From Robert Whitcomb's "Digital Diary,'' in GoLocal24.com
Amidst all the “crisis chatter’’ (the late novelist Saul Bellow’s phrase) about the news, we’d do well to read Robert Frost’s great haunting late poem “Directive,’’ about a walk in upland New England that turns into a reflection on eons of the natural world, humanity’s experience and, by implication, the poet’s own ordeals and transitory joys. It ends with a quasi-Christian statement. It puts life, especially a long one, into an ambiguous but still vivid perspective.
The poem is too long to run all of here, but here are some fragments:
Back out of all this now too much for us,
Back in a time made simple by the loss
Of detail, burned, dissolved, and broken off
Like graveyard marble sculpture in the weather,
There is a house that is no more a house
Upon a farm that is no more a farm
And in a town that is no more a town.
The height of the adventure is the height
Of country where two village cultures faded
Into each other.
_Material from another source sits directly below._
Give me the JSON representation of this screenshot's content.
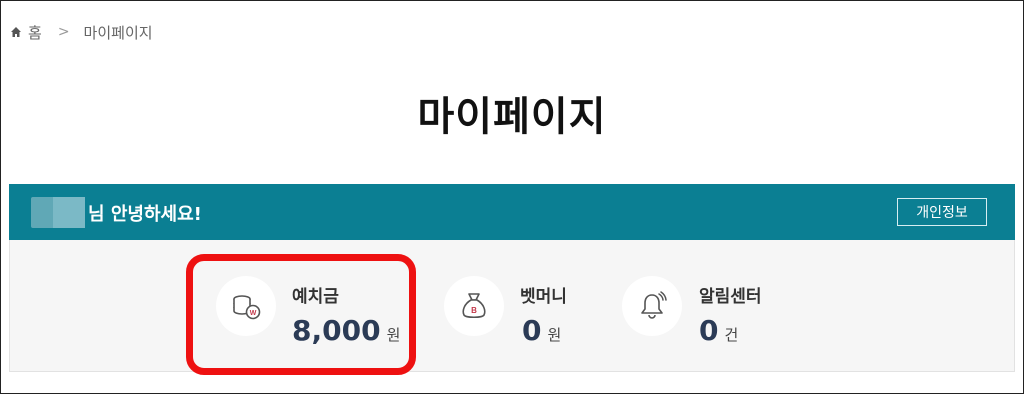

Both of them are lost.
And if you're lost enough to find yourself
By now, pull in your ladder road behind you
And put a sign up CLOSED to all but me.
First there's the children's house of make-believe,
Some shattered dishes underneath a pine,
The playthings in the playhouse of the children.
Weep for what little things could make them glad.
But the end of the poem:
Here are your waters and your watering place.
Drink and be whole again beyond confusion.